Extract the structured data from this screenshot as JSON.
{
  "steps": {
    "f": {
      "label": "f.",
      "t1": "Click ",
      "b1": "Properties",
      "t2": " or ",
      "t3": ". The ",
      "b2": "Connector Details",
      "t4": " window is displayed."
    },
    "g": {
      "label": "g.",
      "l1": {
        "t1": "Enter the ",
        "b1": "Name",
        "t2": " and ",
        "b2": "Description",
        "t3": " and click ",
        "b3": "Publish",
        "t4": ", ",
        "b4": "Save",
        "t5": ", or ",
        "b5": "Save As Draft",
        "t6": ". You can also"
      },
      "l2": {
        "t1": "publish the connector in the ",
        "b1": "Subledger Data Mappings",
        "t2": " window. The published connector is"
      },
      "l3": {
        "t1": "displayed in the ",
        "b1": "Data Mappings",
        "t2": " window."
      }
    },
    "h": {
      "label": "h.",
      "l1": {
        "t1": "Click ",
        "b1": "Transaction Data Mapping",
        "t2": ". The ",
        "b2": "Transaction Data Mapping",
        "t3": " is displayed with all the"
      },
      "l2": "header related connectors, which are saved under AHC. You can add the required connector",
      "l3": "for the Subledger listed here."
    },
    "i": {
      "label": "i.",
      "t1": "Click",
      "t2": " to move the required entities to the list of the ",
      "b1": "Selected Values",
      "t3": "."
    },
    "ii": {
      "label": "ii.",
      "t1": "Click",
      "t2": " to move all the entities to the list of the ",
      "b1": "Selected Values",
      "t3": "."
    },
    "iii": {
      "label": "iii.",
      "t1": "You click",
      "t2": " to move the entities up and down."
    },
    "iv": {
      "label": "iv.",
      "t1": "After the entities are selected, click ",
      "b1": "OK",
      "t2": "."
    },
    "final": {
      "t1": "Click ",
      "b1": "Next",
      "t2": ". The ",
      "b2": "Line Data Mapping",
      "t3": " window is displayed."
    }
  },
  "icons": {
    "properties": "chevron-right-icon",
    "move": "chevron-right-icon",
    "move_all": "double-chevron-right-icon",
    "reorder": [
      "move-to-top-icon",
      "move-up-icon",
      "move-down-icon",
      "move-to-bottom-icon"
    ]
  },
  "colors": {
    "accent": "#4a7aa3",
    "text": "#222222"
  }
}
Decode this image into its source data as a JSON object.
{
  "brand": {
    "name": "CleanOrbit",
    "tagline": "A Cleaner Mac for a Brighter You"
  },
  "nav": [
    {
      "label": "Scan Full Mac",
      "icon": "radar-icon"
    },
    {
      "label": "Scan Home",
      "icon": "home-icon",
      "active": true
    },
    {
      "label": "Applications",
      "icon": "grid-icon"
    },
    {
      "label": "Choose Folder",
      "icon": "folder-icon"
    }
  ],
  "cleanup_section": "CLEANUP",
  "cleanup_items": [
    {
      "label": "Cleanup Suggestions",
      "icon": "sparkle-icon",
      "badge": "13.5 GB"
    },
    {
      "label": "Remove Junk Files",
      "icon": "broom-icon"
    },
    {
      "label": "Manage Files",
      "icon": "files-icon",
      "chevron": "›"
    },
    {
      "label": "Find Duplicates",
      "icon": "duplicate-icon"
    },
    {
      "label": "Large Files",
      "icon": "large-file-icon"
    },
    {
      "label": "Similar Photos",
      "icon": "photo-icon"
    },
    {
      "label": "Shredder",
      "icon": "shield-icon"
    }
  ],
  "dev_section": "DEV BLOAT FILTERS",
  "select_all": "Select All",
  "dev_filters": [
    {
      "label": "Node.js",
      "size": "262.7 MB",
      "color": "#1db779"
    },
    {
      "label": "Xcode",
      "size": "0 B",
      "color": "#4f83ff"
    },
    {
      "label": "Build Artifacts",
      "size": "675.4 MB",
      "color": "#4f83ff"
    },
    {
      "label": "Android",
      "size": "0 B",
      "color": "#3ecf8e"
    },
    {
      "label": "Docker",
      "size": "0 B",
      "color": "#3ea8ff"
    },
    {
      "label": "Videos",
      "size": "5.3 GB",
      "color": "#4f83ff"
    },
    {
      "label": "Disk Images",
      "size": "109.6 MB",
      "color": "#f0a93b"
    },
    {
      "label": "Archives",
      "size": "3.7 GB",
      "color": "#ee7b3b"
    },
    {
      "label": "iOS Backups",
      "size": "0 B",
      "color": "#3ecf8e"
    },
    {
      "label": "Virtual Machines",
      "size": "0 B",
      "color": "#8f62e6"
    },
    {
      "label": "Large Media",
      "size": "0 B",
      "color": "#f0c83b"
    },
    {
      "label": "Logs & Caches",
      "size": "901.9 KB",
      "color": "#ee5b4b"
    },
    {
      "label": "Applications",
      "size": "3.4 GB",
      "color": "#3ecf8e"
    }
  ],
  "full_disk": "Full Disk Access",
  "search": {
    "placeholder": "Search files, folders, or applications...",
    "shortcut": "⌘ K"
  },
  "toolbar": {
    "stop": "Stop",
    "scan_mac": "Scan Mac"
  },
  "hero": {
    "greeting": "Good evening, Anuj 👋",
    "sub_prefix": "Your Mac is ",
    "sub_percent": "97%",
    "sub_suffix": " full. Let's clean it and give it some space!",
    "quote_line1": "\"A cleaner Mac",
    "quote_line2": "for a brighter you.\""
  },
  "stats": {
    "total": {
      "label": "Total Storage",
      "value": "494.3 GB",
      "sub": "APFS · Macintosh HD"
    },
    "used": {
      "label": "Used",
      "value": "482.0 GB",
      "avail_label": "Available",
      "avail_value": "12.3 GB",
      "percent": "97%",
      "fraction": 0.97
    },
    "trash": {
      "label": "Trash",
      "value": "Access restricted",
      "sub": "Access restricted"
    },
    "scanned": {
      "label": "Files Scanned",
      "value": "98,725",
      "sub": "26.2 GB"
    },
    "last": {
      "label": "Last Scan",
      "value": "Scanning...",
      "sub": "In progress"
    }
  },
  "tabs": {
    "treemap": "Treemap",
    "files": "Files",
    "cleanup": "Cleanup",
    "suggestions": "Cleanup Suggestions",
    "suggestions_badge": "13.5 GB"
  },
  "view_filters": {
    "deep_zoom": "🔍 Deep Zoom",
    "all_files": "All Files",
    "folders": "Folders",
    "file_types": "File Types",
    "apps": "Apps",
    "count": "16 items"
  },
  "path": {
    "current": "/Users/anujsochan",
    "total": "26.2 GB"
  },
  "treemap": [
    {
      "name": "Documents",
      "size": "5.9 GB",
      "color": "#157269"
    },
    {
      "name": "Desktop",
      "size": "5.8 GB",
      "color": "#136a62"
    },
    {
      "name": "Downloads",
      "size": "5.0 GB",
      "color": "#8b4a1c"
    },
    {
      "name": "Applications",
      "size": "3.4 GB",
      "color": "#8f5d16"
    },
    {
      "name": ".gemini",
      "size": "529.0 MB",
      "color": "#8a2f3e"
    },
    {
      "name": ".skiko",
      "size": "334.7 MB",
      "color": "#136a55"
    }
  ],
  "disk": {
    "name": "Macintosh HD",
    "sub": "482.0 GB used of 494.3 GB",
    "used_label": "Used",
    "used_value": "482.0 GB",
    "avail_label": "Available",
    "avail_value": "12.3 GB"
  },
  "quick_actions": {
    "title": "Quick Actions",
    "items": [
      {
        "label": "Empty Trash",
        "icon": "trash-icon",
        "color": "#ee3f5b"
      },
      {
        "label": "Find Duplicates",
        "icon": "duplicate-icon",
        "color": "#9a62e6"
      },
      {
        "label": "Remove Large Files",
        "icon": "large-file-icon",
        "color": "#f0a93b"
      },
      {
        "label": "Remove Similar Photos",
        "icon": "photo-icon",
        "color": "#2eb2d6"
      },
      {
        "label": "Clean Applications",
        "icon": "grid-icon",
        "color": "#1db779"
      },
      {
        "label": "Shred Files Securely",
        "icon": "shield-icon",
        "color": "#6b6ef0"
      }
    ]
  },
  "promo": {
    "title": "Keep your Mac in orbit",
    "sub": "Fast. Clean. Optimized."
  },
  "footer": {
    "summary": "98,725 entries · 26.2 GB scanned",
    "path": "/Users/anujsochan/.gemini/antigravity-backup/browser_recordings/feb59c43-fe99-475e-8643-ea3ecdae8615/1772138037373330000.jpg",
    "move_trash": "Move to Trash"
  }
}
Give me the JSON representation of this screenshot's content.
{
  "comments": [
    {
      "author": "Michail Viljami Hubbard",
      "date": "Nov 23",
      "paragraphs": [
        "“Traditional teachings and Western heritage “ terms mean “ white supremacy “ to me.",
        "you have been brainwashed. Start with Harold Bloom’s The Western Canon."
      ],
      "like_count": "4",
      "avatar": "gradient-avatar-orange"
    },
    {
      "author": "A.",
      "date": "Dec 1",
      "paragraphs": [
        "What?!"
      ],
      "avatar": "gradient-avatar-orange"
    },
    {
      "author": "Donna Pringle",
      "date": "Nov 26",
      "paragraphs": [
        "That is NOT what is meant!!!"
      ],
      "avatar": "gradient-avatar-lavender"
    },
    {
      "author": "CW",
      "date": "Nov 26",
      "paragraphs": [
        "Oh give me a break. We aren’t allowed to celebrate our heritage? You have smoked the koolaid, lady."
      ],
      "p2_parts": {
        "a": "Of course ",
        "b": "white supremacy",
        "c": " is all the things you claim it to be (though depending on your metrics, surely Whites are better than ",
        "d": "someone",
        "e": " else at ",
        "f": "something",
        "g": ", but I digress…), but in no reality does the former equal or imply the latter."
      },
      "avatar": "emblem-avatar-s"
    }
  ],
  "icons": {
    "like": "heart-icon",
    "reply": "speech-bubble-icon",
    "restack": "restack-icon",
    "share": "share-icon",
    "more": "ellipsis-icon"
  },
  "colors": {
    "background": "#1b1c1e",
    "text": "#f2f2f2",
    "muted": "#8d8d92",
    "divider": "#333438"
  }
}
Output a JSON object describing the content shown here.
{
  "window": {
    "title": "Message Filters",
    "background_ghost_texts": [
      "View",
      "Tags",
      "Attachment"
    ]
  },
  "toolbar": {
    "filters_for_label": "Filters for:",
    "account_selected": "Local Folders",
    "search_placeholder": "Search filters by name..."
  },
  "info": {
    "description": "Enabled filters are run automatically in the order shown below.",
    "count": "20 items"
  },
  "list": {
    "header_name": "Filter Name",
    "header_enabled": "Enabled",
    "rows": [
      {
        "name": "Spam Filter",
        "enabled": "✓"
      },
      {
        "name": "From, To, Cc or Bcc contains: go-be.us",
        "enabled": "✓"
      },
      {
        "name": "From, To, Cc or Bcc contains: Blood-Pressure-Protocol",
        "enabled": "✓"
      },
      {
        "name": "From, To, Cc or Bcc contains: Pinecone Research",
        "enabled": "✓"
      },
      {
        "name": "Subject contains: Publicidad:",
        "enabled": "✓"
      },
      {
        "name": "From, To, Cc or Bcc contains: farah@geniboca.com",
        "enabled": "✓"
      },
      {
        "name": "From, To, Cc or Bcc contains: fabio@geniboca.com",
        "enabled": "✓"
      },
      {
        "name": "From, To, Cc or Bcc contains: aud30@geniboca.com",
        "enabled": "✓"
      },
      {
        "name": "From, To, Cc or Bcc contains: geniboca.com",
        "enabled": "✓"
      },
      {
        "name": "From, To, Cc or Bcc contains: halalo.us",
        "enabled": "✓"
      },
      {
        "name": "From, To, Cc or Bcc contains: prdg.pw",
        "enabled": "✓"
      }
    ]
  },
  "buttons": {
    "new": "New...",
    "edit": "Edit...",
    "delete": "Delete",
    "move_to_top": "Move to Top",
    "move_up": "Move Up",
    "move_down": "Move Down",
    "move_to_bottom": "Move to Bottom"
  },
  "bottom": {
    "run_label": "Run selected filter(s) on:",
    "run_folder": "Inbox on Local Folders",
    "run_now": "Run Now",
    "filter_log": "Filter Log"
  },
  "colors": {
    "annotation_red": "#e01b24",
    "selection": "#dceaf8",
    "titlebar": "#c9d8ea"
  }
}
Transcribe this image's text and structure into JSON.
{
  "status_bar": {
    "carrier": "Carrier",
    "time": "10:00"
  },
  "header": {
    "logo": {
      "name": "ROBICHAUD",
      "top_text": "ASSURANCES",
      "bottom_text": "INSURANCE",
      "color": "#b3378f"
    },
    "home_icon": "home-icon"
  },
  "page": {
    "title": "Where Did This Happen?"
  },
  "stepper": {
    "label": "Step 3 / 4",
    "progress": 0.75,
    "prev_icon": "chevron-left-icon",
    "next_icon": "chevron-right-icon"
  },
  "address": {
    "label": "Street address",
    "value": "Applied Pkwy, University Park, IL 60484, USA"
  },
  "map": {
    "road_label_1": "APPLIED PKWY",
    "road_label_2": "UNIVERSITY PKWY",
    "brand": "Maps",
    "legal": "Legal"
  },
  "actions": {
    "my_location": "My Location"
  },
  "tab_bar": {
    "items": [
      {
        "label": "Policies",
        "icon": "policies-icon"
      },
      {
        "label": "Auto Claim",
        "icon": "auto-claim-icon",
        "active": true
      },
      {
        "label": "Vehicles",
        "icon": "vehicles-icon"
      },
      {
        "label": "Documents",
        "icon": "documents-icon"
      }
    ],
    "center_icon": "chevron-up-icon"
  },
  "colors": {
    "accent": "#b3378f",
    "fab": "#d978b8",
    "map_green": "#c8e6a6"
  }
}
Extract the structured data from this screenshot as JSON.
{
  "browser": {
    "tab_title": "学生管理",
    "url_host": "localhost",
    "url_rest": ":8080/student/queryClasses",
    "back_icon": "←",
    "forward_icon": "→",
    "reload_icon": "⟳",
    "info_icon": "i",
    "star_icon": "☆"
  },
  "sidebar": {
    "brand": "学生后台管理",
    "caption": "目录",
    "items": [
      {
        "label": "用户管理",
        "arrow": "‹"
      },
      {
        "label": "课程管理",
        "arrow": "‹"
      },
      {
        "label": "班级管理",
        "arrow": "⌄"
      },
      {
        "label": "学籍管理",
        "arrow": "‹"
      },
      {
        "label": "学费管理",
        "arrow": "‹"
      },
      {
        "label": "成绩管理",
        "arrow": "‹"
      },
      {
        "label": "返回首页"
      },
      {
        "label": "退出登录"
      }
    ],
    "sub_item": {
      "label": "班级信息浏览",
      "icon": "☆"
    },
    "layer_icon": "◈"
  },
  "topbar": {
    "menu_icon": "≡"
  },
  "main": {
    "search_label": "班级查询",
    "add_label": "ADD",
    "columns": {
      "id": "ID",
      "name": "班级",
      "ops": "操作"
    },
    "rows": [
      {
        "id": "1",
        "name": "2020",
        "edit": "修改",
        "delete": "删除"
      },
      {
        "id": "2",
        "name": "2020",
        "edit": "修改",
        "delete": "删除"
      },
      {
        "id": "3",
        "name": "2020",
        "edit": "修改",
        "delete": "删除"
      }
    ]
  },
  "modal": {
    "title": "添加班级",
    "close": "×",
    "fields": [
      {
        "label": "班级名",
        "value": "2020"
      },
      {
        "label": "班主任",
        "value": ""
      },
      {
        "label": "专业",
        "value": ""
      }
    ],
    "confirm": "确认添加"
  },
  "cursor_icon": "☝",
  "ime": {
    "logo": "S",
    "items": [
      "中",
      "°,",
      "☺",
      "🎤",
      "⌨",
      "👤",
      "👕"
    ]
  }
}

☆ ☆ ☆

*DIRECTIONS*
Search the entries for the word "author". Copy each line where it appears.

*ANSWER AREA*
      "author": "Michail Viljami Hubbard",
      "author": "A.",
      "author": "Donna Pringle",
      "author": "CW",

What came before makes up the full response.